Confidence that a deal will be honoured during the basic exchange of goods is fundamental for encouraging private-sector development. Political features can moderate this confidence and affect a host of important development outcomes, including trade, contracting, and foreign investment. Yet, what happens when the state’s rule of law is not distributed evenly amongst citizens, where certain individuals’ privileged access to state institutions provides them greater power to dishonour a contract? This characterises the political context in the bulk of low-income countries (LICs). Building on fieldwork conducted in Senegal in 2015 and 2016, the researcher will implement a novel field experiment in Dakar to test the effect of political connections on confidence in exchange.
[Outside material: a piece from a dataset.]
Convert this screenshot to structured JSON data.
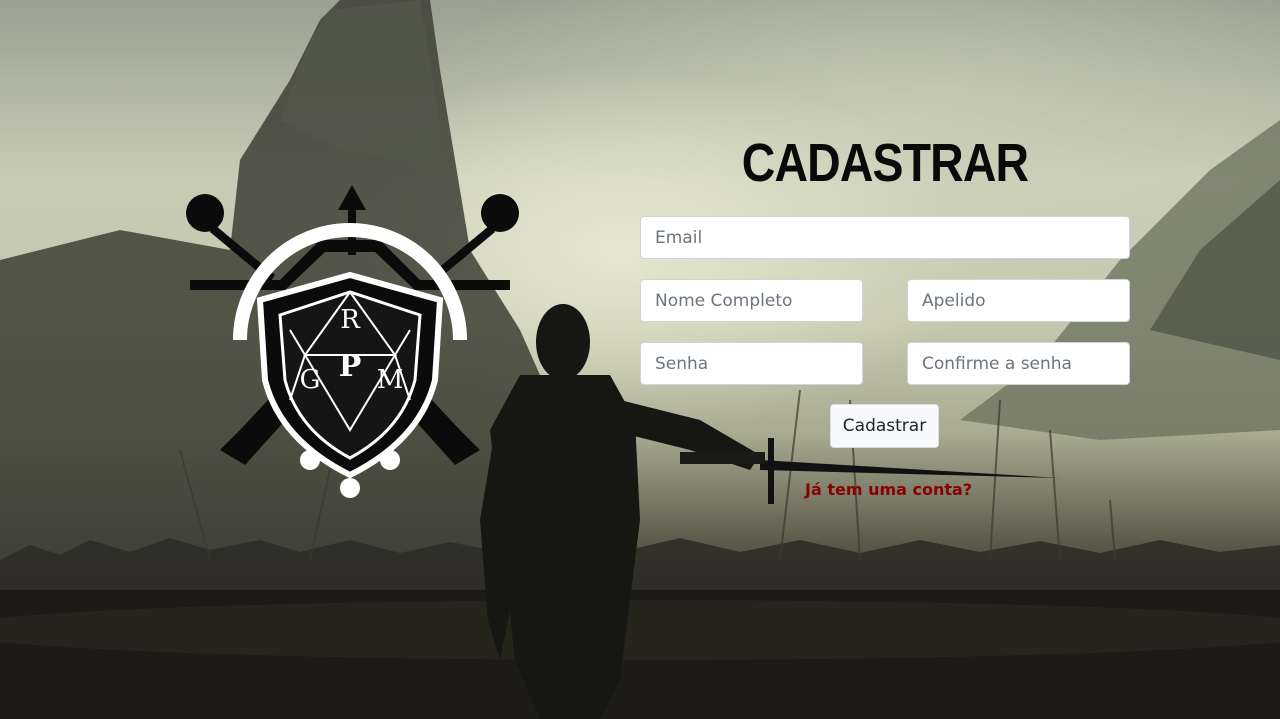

While past work has suggested a link between political power and economic exchange in LICs, few rigorous studies have been conducted on the topic, or have examined the relationship from this perspective.
In July 2016, the principal investigator created a sales business in Senegal with the support of APIX, the Senegalese state’s primary investment agency. As part of his randomised field experiment in Dakar, he will hire enumerators as traders, and have them develop political connections to be randomly signalled to buyers during door-to-door transactions. Traders will then offer a good (phone credit) to households. As part of the deal, buyers must give the traders money for the good, with the expectation that the good will be delivered to the household the following week. Political connections are expected to decrease potential buyers’ acceptance of this contract, if the buyers are non-connected. This is because buyers are wary of doing business with sellers that they perceive to be immune from punishment in the case of reneging. Buyers will also be offered the opportunity to sign a formal contract at a small cost, or to rest instead on the implicit informal contract of the exchange. The researcher predicts that absent their own political connections, buyers will opt for formal contracts with politically connected sellers as a form of additional protection.
The interaction of political-power relations and the market has direct consequences for citizens’ everyday lives, and for overall economic development and growth. As trust behind private exchange is essential for building economies, examining how this trust manifests itself in the wake of uneven political privilege is essential to understanding patterns of growth in the private sector of LICs. This project will provide estimates of the impact of political power on how actors in the private sphere conduct business and contract with one another, informing policies on the development of contract enforcement and property rights.